The psychology of relationships: strokes
Affirmations are a variation on the theme of strokes.
Affirmations are short, positive strokes you can give yourself or other people. They are a way to express how we want to be and they are often used to strengthen one’s own or another person’s self-belief.
Any time we credit another person or ourselves verbally or non-verbally in a positive way, we affirm that person. An example of an affirmation would be “I love you as you are.”
We all need affirmations or permissions during childhood and later on as adults to be ourselves, to grow and to love.
At different ages in our childhood we have to master different tasks and therefore require different sets of affirmations as we grow up.

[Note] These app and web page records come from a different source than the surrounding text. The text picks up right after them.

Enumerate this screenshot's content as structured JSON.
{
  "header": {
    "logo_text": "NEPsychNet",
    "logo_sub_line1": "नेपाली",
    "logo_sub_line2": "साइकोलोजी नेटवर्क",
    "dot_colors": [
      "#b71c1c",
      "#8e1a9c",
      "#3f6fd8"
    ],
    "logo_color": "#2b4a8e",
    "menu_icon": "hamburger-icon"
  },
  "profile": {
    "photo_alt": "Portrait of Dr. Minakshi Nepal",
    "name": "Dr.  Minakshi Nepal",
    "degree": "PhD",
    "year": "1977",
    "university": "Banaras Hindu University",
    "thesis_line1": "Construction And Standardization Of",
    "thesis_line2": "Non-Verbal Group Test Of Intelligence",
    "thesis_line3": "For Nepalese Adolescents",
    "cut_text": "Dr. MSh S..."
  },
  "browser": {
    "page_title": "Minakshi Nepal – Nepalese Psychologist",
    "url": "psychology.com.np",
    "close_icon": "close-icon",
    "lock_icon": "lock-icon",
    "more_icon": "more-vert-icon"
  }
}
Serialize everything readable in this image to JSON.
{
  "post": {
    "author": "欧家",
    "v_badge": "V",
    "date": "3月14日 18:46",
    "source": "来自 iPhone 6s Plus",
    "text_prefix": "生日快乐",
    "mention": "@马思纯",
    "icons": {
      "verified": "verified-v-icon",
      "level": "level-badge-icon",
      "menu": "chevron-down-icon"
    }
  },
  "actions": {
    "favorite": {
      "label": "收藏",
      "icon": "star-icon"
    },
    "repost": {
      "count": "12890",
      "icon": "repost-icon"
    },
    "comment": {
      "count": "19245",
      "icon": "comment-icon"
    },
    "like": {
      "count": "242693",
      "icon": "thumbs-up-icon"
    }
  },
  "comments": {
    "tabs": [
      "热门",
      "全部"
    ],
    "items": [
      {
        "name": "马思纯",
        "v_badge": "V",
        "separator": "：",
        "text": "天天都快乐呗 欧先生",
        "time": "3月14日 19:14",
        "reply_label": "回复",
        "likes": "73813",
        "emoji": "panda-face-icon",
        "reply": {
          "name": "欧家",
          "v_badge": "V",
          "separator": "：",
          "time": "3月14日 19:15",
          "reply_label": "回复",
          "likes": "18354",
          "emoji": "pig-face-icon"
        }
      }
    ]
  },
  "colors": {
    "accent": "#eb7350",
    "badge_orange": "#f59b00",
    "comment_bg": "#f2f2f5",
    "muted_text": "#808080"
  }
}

As adults, we still go through the same stages or developmental tasks, especially if there is a task we didn’t quite complete as children. (For example, someone may never have learned to be separate from his or her parents and now still clings on to his or her partners.
That person may need affirmations for doing things their own way and to be their own person.) The process of going over developmental tasks again and again is called recycling. (
To continue with the example above, that person will have a chance and the challenge to complete their ability to be separate each time a person leaves his or her life, or whenever a relationship ends.
Recycling early developmental tasks means that people re-experience earlier developmental tasks in a more sophisticated form at a later age.
Here is a general list of childhood stages and related affirmations
Birth – 6 months. Task: Deciding to live.
Affirmations: You have a right to be here. Your needs are ok with me. I am glad you are a boy/girl. You don’t have to hurry (and grow up). I like to hold you. I am glad you are alive. I love you just the way you are. I love you and I care for you willingly.
6 months – 18 months. Task: Gaining confidence in doing. Affirmations: It’s ok to do things. You don’t have to do things for me (like be smart, be cute….). I like to watch you initiate and grow and learn. I love you when you are active and when you are quiet. You can use all of your senses when you explore. You can do things as many times as you need to.
18 months – 3 years. Task: Gain confidence in thinking. Affirmations: I am glad you are growing up. I am not afraid of your anger. You can think about what you feel. You don’t have to take care of me by thinking for me.
You can be sure about what you need and want and think. You can think and feel at the same time. You can know what you need and ask for help. You can become separate from me and I will continue to love you.
3 – 6 years. Task: Find own identity and power. Affirmations: You can be powerful and still have needs. You don’t have to act scary, sick, …. to get taken care of.
You can express your feelings straight. You can find out the results of your behavior. You can be powerful and ask for help at the same time.
6 – 12 years. Task: Find own structure to do things. Affirmation: You can learn to do things your way. You can think before you make any rule your own. You can trust your feelings to help you know.
You can do it your way. It’s ok to disagree. You don’t have to suffer to get what you need. You can find a way of doing things that works for you. You can learn the rules that help you live with others.
12 – 19 years. Task: To find sexual identity. Affirmations: It’s ok to be a sexual person (and I will not act out my sexual feelings towards you as the parent). You can be a sexual person and still have needs. It’s ok to know who you are. You are welcome home again. You can develop your own interests, relationships and causes. I look forward to knowing you as an adult.
As you read through this list, notice the affirmations that you would like to hear or the ones that move you.
Write those down and keep repeating them to yourself. Maybe you didn’t get enough of that particular permission as a child.
It is particularly powerful if you give yourself affirmations at the end of a relaxation exercise. Similarly, there might be affirmations you simply can’t believe to be true about yourself (the above example person may not believe that it’s ok for them to think for themselves).
If that is the case think about what that means for your life. How does it hold you back? If you think it’s a big part of what’s not working in your life, do something about it.
Talk to your friends, read self-help books or consider psychotherapy.
You could also talk this through with your partner and see what kind of affirmations she or he might want to hear from you.
You could make a deal where you exchange the affirmations you have chosen for yourselves and receive them from the other person on a regular basis.
Experience suggests that those relationships where the partners constantly affirm each other are much more likely to be sexually successful than those where they do not.
In a way, that stands to reason, really, because nothing is more subject to negative feedback than a man or woman’s enjoyment of sex.